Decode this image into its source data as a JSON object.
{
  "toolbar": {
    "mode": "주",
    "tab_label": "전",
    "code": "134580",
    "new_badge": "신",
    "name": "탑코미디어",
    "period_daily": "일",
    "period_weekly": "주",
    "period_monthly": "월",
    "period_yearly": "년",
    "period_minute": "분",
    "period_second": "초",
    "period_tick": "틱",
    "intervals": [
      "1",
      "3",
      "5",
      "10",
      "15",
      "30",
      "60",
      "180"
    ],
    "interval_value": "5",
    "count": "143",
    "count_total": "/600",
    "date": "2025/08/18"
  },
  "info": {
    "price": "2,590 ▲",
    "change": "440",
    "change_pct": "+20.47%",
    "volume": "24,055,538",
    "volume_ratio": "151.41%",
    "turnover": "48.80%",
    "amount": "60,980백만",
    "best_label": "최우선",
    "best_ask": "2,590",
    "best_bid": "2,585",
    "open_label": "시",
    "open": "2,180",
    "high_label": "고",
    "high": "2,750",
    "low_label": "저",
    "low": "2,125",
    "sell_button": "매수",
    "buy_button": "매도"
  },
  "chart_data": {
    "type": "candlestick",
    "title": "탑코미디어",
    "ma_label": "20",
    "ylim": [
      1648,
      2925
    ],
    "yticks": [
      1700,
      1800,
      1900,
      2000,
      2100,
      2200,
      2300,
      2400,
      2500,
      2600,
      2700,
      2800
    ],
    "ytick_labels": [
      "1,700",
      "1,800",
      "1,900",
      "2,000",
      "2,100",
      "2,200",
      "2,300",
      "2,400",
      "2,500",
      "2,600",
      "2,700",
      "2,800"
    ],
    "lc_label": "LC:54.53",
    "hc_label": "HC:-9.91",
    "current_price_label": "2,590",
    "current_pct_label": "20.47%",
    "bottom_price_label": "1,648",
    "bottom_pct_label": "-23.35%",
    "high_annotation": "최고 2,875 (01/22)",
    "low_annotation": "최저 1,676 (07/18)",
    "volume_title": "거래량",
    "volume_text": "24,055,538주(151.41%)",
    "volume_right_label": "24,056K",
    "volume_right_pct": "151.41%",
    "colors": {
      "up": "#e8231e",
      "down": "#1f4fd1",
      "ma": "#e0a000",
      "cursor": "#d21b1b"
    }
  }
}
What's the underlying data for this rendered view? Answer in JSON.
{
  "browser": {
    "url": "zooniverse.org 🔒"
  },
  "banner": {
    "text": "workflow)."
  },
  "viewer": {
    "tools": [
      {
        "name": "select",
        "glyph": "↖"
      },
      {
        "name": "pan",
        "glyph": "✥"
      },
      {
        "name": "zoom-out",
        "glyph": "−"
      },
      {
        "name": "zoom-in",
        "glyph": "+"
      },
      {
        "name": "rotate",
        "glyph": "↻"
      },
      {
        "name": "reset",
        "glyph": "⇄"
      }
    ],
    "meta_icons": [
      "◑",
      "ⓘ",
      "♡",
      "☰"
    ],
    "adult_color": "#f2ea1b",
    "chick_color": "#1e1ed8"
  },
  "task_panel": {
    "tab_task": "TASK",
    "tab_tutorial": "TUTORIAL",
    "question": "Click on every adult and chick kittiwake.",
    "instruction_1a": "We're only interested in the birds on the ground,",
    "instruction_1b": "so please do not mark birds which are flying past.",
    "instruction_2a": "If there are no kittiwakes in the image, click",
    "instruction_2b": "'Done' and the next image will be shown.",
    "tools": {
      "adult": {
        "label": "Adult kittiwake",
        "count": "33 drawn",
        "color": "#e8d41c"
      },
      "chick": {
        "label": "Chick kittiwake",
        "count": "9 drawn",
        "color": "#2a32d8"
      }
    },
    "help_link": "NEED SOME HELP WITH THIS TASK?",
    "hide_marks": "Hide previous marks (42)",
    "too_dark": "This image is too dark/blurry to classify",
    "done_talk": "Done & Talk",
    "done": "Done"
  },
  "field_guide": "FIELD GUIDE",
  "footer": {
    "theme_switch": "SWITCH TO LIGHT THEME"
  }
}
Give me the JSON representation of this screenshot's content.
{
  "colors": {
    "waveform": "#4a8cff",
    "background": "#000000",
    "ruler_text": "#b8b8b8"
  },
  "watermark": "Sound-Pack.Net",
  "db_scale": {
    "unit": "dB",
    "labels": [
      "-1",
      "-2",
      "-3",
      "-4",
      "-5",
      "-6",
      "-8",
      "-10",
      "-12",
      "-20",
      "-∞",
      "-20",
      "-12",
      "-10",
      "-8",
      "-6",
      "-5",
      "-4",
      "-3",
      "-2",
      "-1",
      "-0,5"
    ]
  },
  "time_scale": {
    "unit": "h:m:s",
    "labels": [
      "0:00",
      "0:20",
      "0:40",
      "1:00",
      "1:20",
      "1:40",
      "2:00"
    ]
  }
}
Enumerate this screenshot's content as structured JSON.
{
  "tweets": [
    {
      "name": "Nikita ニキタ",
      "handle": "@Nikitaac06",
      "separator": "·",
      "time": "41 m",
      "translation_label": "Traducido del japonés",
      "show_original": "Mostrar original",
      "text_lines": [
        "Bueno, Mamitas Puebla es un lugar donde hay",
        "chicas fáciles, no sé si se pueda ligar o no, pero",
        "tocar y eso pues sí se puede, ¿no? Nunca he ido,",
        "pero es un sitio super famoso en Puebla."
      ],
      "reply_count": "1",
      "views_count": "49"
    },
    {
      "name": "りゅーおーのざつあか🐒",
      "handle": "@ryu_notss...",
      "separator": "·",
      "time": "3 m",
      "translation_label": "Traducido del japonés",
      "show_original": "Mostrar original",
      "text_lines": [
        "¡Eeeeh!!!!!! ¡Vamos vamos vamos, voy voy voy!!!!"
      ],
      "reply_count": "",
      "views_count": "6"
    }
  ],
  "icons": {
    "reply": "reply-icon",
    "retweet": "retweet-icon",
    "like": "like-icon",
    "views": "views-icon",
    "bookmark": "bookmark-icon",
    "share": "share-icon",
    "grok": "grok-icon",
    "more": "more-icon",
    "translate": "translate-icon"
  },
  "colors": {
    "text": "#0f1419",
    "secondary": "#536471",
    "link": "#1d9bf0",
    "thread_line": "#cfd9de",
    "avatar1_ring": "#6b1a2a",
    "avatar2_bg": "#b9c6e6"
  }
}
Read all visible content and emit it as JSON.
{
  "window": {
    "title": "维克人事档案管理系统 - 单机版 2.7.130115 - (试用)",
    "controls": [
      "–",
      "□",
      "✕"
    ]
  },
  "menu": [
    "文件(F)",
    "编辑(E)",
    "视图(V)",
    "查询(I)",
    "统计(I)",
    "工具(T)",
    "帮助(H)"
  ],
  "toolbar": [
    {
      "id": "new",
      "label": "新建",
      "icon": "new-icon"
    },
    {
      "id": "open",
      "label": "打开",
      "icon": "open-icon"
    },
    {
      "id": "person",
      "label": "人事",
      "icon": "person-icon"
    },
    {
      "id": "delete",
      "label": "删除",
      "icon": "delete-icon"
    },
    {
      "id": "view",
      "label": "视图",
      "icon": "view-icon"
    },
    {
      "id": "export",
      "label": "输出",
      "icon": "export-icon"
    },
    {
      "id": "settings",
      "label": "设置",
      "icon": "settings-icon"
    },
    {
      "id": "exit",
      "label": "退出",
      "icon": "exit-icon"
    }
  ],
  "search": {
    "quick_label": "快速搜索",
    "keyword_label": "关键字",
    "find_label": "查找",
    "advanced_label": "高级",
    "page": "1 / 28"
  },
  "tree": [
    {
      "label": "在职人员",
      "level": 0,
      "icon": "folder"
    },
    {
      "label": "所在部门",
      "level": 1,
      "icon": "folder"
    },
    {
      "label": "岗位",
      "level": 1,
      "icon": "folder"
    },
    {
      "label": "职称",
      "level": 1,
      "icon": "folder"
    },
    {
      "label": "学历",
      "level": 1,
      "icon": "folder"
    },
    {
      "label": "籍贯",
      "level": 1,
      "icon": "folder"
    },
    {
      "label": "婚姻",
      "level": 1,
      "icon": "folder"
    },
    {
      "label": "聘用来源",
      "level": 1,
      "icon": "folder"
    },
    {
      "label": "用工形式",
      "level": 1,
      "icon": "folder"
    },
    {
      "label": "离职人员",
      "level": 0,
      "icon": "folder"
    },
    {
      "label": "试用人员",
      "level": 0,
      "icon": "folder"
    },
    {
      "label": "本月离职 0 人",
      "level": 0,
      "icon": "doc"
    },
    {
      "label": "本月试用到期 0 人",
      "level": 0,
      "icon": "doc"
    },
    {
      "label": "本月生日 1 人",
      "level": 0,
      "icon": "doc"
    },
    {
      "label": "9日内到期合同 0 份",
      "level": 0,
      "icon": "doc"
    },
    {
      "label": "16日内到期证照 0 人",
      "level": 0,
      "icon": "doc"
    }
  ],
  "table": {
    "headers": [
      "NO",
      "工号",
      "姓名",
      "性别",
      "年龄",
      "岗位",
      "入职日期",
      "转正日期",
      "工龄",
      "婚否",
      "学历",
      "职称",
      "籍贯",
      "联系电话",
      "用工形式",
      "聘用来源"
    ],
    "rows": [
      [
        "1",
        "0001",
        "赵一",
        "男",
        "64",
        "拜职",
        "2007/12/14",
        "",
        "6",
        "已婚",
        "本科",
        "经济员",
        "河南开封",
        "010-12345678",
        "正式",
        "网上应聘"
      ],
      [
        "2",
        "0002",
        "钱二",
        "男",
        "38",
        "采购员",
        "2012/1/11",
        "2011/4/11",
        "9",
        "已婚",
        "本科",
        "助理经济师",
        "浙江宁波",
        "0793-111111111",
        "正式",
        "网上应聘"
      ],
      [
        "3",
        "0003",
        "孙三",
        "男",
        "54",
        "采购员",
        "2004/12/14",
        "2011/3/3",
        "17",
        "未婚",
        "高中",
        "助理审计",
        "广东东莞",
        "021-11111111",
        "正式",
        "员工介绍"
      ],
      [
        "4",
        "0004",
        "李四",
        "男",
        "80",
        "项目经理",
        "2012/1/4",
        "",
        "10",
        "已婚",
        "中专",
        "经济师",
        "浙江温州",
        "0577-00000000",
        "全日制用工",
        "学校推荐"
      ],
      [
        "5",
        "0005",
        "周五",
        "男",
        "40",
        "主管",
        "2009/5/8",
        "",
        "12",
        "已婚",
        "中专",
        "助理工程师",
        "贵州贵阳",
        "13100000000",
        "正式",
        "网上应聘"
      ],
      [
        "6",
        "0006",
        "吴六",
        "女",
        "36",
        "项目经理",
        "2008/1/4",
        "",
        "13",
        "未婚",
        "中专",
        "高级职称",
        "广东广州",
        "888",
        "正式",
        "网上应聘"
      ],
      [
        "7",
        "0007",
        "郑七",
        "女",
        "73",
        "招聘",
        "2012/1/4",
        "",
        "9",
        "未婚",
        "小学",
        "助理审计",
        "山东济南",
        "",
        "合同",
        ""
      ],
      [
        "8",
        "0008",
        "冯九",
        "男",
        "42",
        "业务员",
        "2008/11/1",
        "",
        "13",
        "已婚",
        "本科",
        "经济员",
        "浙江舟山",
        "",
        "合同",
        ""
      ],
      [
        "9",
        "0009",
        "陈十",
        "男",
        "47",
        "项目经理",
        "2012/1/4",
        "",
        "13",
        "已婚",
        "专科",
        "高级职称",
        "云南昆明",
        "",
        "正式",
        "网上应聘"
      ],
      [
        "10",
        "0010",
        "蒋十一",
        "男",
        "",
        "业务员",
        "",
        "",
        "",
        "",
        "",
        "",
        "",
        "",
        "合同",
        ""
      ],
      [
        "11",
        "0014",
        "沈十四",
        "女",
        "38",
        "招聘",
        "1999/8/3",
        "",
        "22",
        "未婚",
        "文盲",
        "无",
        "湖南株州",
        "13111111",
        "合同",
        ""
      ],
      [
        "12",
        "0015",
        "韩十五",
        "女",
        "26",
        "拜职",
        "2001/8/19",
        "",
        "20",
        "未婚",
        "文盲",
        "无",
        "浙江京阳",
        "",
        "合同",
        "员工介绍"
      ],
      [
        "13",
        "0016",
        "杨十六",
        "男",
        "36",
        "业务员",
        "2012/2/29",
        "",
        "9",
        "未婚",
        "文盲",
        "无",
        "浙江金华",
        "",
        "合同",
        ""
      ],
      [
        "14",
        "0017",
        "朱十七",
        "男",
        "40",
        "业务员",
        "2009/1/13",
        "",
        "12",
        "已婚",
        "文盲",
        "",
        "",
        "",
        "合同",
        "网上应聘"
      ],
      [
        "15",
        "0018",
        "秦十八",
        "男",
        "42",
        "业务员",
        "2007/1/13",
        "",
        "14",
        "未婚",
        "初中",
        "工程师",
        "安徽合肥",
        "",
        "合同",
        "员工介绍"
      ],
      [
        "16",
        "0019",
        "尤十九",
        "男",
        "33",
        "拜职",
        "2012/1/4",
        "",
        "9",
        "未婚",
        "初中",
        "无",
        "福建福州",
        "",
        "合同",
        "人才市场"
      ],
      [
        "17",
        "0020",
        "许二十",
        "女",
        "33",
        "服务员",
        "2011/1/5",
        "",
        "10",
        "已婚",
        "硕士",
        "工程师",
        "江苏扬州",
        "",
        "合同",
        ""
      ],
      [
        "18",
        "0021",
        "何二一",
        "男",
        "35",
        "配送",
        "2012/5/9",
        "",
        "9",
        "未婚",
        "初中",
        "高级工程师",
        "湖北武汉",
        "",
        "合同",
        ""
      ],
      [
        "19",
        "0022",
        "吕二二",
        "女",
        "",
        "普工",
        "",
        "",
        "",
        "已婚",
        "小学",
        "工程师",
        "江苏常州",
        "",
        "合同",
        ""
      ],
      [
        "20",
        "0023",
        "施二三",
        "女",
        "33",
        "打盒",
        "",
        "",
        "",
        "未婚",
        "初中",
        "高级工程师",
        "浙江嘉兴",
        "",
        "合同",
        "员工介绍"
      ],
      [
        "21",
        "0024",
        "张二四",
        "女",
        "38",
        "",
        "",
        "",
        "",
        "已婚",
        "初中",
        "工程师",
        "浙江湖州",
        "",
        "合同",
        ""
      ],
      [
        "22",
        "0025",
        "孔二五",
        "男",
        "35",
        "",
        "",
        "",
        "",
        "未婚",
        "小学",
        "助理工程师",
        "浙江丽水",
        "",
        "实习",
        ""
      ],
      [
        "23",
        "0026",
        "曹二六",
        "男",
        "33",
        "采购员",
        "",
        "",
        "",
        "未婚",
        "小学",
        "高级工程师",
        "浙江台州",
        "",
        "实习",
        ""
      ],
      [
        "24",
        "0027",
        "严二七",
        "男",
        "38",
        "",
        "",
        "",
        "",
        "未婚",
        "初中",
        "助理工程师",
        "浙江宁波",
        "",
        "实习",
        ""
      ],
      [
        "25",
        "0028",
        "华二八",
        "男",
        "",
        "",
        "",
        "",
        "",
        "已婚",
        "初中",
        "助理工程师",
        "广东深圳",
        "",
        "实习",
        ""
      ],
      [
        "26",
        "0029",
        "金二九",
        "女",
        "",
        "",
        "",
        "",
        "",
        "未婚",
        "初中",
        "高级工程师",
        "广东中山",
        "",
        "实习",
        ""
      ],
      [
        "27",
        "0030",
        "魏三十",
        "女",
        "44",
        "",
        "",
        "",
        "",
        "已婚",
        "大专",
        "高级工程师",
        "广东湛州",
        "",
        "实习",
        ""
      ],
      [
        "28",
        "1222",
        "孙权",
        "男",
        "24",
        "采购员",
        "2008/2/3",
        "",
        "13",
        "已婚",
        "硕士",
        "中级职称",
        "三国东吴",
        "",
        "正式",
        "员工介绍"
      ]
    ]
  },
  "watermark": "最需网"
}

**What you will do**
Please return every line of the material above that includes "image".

**Output for this task**
Decode this image into its source data as a JSON object.
    "instruction_2a": "If there are no kittiwakes in the image, click",
    "instruction_2b": "'Done' and the next image will be shown.",
    "too_dark": "This image is too dark/blurry to classify",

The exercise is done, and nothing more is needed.